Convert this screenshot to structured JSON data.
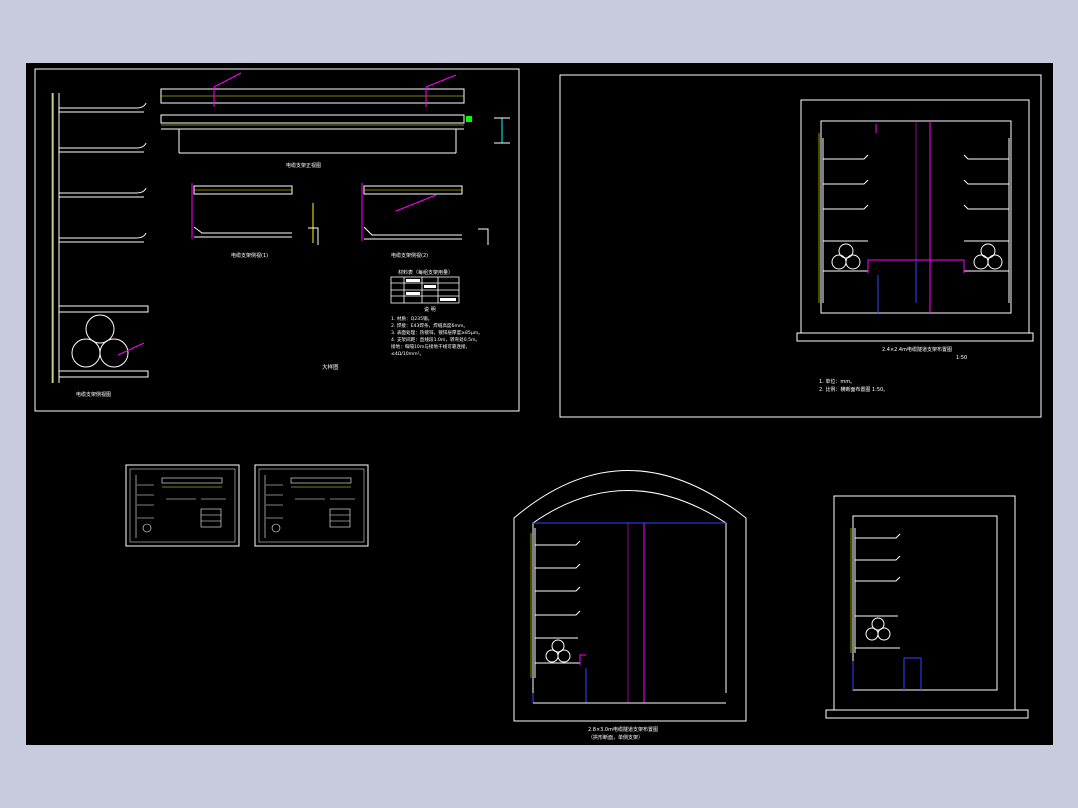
{
  "colors": {
    "background": "#c8cade",
    "canvas": "#000000",
    "line": "#ffffff",
    "magenta": "#ff00ff",
    "blue": "#3344ff",
    "cyan": "#00ffff",
    "yellow": "#ffff00",
    "green": "#00ff00"
  },
  "sheet1": {
    "elevation_label": "电缆支架侧视图",
    "rail_label": "电缆支架正视图",
    "detail1_label": "电缆支架侧视(1)",
    "detail2_label": "电缆支架侧视(2)",
    "table_title": "材料表（每组支架用量）",
    "table_sub": "说    明",
    "notes": [
      "1. 材质：Q235钢。",
      "2. 焊接：E43焊条，焊缝高度6mm。",
      "3. 表面处理：热镀锌，镀锌层厚度≥85μm。",
      "4. 支架间距：直线段1.0m，转弯处0.5m。",
      "   接地：每隔10m与接地干线可靠连接，",
      "   ≤4Ω/10mm²。"
    ],
    "big_label": "大样图"
  },
  "sheet2": {
    "section_title": "2.4×2.4m电缆隧道支架布置图",
    "scale": "1:50",
    "notes": [
      "1. 单位：mm。",
      "2. 比例：横断面布置图 1:50。"
    ]
  },
  "arch": {
    "title_line1": "2.8×3.0m电缆隧道支架布置图",
    "title_line2": "（拱形断面，单侧支架）"
  }
}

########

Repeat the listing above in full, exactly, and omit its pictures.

Convert this screenshot to structured JSON data.
{
  "colors": {
    "background": "#c8cade",
    "canvas": "#000000",
    "line": "#ffffff",
    "magenta": "#ff00ff",
    "blue": "#3344ff",
    "cyan": "#00ffff",
    "yellow": "#ffff00",
    "green": "#00ff00"
  },
  "sheet1": {
    "elevation_label": "电缆支架侧视图",
    "rail_label": "电缆支架正视图",
    "detail1_label": "电缆支架侧视(1)",
    "detail2_label": "电缆支架侧视(2)",
    "table_title": "材料表（每组支架用量）",
    "table_sub": "说    明",
    "notes": [
      "1. 材质：Q235钢。",
      "2. 焊接：E43焊条，焊缝高度6mm。",
      "3. 表面处理：热镀锌，镀锌层厚度≥85μm。",
      "4. 支架间距：直线段1.0m，转弯处0.5m。",
      "   接地：每隔10m与接地干线可靠连接，",
      "   ≤4Ω/10mm²。"
    ],
    "big_label": "大样图"
  },
  "sheet2": {
    "section_title": "2.4×2.4m电缆隧道支架布置图",
    "scale": "1:50",
    "notes": [
      "1. 单位：mm。",
      "2. 比例：横断面布置图 1:50。"
    ]
  },
  "arch": {
    "title_line1": "2.8×3.0m电缆隧道支架布置图",
    "title_line2": "（拱形断面，单侧支架）"
  }
}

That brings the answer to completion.